[Opening EXTRACTED DATA section]

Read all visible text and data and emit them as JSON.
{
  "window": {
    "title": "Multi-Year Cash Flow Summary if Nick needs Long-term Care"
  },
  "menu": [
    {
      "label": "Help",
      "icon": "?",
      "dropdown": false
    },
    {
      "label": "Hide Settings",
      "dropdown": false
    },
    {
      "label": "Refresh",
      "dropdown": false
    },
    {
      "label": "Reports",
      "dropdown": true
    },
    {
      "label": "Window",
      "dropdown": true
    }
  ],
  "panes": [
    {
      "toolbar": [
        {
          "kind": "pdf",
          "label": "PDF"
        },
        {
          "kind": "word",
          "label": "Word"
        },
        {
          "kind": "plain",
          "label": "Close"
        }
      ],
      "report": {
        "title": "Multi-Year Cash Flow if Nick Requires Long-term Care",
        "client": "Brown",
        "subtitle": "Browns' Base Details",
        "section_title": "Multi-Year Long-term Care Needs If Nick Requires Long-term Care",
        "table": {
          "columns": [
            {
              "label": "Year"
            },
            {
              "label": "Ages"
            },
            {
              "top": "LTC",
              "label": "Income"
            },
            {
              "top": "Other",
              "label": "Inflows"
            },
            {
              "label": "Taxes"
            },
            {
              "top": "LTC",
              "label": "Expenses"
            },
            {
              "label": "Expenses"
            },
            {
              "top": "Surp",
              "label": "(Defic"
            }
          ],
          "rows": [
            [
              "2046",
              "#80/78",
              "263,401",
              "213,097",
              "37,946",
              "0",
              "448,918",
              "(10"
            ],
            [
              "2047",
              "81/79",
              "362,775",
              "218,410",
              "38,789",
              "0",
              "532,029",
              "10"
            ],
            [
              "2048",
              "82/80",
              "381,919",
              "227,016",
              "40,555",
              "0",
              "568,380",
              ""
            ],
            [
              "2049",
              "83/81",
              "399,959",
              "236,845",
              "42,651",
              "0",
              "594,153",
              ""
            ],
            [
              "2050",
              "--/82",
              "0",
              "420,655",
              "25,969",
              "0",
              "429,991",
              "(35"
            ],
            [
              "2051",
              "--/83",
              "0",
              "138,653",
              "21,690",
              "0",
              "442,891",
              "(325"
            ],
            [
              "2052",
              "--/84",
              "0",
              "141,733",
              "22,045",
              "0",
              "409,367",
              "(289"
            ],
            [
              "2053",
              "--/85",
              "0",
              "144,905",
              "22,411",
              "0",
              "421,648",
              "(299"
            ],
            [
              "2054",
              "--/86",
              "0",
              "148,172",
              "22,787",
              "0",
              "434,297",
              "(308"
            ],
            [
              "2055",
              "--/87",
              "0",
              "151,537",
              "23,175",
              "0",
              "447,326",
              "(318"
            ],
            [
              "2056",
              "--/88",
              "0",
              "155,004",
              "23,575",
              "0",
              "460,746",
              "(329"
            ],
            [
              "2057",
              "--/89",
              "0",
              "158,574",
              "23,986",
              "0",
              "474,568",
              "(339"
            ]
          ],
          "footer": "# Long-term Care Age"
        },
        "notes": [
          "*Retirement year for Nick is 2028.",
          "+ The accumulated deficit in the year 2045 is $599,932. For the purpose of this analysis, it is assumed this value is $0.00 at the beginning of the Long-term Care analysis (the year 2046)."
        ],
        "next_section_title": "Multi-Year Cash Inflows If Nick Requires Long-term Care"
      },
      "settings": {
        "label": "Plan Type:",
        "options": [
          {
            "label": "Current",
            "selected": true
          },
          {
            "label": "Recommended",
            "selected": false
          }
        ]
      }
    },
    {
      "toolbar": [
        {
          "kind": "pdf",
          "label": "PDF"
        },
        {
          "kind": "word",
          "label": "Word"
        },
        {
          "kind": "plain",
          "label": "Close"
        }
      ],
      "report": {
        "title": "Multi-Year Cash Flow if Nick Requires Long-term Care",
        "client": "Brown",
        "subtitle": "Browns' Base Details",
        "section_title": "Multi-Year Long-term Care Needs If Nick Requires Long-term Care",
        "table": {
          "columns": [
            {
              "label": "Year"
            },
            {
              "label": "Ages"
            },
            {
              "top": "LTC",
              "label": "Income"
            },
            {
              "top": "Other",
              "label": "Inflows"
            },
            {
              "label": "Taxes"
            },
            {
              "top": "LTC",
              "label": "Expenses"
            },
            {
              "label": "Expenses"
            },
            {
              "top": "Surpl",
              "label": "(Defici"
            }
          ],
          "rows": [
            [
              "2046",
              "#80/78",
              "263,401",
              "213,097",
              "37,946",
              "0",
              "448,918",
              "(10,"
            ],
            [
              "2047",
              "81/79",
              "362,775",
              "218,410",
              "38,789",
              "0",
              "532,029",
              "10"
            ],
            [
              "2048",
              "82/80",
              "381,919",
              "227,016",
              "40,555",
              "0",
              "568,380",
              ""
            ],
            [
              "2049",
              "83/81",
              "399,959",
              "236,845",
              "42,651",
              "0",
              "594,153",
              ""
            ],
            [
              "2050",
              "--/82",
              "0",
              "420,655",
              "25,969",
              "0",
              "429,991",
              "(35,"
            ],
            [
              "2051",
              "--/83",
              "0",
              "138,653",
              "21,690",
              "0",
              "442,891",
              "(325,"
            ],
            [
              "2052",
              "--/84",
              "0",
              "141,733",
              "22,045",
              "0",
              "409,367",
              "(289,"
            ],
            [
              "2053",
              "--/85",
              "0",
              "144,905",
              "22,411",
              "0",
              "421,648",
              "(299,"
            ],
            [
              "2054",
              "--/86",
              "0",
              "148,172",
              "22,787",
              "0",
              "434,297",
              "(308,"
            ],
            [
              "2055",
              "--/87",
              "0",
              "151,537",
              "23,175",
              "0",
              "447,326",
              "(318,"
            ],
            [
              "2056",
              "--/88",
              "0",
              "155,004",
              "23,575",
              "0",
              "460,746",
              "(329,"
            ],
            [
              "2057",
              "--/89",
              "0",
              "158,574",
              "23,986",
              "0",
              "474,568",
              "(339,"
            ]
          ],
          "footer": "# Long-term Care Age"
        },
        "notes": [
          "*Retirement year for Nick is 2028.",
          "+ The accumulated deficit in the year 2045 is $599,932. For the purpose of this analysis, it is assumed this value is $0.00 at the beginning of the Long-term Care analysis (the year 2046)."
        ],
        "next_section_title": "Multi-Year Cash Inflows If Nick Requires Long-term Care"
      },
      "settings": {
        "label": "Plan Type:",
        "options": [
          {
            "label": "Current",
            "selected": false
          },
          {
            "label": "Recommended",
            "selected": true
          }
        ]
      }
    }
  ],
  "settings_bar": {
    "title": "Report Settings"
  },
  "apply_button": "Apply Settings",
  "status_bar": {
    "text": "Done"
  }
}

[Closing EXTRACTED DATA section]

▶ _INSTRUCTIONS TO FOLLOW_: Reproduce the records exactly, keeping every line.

▶ _RESPONSE_:
Read all visible text and data and emit them as JSON.
{
  "window": {
    "title": "Multi-Year Cash Flow Summary if Nick needs Long-term Care"
  },
  "menu": [
    {
      "label": "Help",
      "icon": "?",
      "dropdown": false
    },
    {
      "label": "Hide Settings",
      "dropdown": false
    },
    {
      "label": "Refresh",
      "dropdown": false
    },
    {
      "label": "Reports",
      "dropdown": true
    },
    {
      "label": "Window",
      "dropdown": true
    }
  ],
  "panes": [
    {
      "toolbar": [
        {
          "kind": "pdf",
          "label": "PDF"
        },
        {
          "kind": "word",
          "label": "Word"
        },
        {
          "kind": "plain",
          "label": "Close"
        }
      ],
      "report": {
        "title": "Multi-Year Cash Flow if Nick Requires Long-term Care",
        "client": "Brown",
        "subtitle": "Browns' Base Details",
        "section_title": "Multi-Year Long-term Care Needs If Nick Requires Long-term Care",
        "table": {
          "columns": [
            {
              "label": "Year"
            },
            {
              "label": "Ages"
            },
            {
              "top": "LTC",
              "label": "Income"
            },
            {
              "top": "Other",
              "label": "Inflows"
            },
            {
              "label": "Taxes"
            },
            {
              "top": "LTC",
              "label": "Expenses"
            },
            {
              "label": "Expenses"
            },
            {
              "top": "Surp",
              "label": "(Defic"
            }
          ],
          "rows": [
            [
              "2046",
              "#80/78",
              "263,401",
              "213,097",
              "37,946",
              "0",
              "448,918",
              "(10"
            ],
            [
              "2047",
              "81/79",
              "362,775",
              "218,410",
              "38,789",
              "0",
              "532,029",
              "10"
            ],
            [
              "2048",
              "82/80",
              "381,919",
              "227,016",
              "40,555",
              "0",
              "568,380",
              ""
            ],
            [
              "2049",
              "83/81",
              "399,959",
              "236,845",
              "42,651",
              "0",
              "594,153",
              ""
            ],
            [
              "2050",
              "--/82",
              "0",
              "420,655",
              "25,969",
              "0",
              "429,991",
              "(35"
            ],
            [
              "2051",
              "--/83",
              "0",
              "138,653",
              "21,690",
              "0",
              "442,891",
              "(325"
            ],
            [
              "2052",
              "--/84",
              "0",
              "141,733",
              "22,045",
              "0",
              "409,367",
              "(289"
            ],
            [
              "2053",
              "--/85",
              "0",
              "144,905",
              "22,411",
              "0",
              "421,648",
              "(299"
            ],
            [
              "2054",
              "--/86",
              "0",
              "148,172",
              "22,787",
              "0",
              "434,297",
              "(308"
            ],
            [
              "2055",
              "--/87",
              "0",
              "151,537",
              "23,175",
              "0",
              "447,326",
              "(318"
            ],
            [
              "2056",
              "--/88",
              "0",
              "155,004",
              "23,575",
              "0",
              "460,746",
              "(329"
            ],
            [
              "2057",
              "--/89",
              "0",
              "158,574",
              "23,986",
              "0",
              "474,568",
              "(339"
            ]
          ],
          "footer": "# Long-term Care Age"
        },
        "notes": [
          "*Retirement year for Nick is 2028.",
          "+ The accumulated deficit in the year 2045 is $599,932. For the purpose of this analysis, it is assumed this value is $0.00 at the beginning of the Long-term Care analysis (the year 2046)."
        ],
        "next_section_title": "Multi-Year Cash Inflows If Nick Requires Long-term Care"
      },
      "settings": {
        "label": "Plan Type:",
        "options": [
          {
            "label": "Current",
            "selected": true
          },
          {
            "label": "Recommended",
            "selected": false
          }
        ]
      }
    },
    {
      "toolbar": [
        {
          "kind": "pdf",
          "label": "PDF"
        },
        {
          "kind": "word",
          "label": "Word"
        },
        {
          "kind": "plain",
          "label": "Close"
        }
      ],
      "report": {
        "title": "Multi-Year Cash Flow if Nick Requires Long-term Care",
        "client": "Brown",
        "subtitle": "Browns' Base Details",
        "section_title": "Multi-Year Long-term Care Needs If Nick Requires Long-term Care",
        "table": {
          "columns": [
            {
              "label": "Year"
            },
            {
              "label": "Ages"
            },
            {
              "top": "LTC",
              "label": "Income"
            },
            {
              "top": "Other",
              "label": "Inflows"
            },
            {
              "label": "Taxes"
            },
            {
              "top": "LTC",
              "label": "Expenses"
            },
            {
              "label": "Expenses"
            },
            {
              "top": "Surpl",
              "label": "(Defici"
            }
          ],
          "rows": [
            [
              "2046",
              "#80/78",
              "263,401",
              "213,097",
              "37,946",
              "0",
              "448,918",
              "(10,"
            ],
            [
              "2047",
              "81/79",
              "362,775",
              "218,410",
              "38,789",
              "0",
              "532,029",
              "10"
            ],
            [
              "2048",
              "82/80",
              "381,919",
              "227,016",
              "40,555",
              "0",
              "568,380",
              ""
            ],
            [
              "2049",
              "83/81",
              "399,959",
              "236,845",
              "42,651",
              "0",
              "594,153",
              ""
            ],
            [
              "2050",
              "--/82",
              "0",
              "420,655",
              "25,969",
              "0",
              "429,991",
              "(35,"
            ],
            [
              "2051",
              "--/83",
              "0",
              "138,653",
              "21,690",
              "0",
              "442,891",
              "(325,"
            ],
            [
              "2052",
              "--/84",
              "0",
              "141,733",
              "22,045",
              "0",
              "409,367",
              "(289,"
            ],
            [
              "2053",
              "--/85",
              "0",
              "144,905",
              "22,411",
              "0",
              "421,648",
              "(299,"
            ],
            [
              "2054",
              "--/86",
              "0",
              "148,172",
              "22,787",
              "0",
              "434,297",
              "(308,"
            ],
            [
              "2055",
              "--/87",
              "0",
              "151,537",
              "23,175",
              "0",
              "447,326",
              "(318,"
            ],
            [
              "2056",
              "--/88",
              "0",
              "155,004",
              "23,575",
              "0",
              "460,746",
              "(329,"
            ],
            [
              "2057",
              "--/89",
              "0",
              "158,574",
              "23,986",
              "0",
              "474,568",
              "(339,"
            ]
          ],
          "footer": "# Long-term Care Age"
        },
        "notes": [
          "*Retirement year for Nick is 2028.",
          "+ The accumulated deficit in the year 2045 is $599,932. For the purpose of this analysis, it is assumed this value is $0.00 at the beginning of the Long-term Care analysis (the year 2046)."
        ],
        "next_section_title": "Multi-Year Cash Inflows If Nick Requires Long-term Care"
      },
      "settings": {
        "label": "Plan Type:",
        "options": [
          {
            "label": "Current",
            "selected": false
          },
          {
            "label": "Recommended",
            "selected": true
          }
        ]
      }
    }
  ],
  "settings_bar": {
    "title": "Report Settings"
  },
  "apply_button": "Apply Settings",
  "status_bar": {
    "text": "Done"
  }
}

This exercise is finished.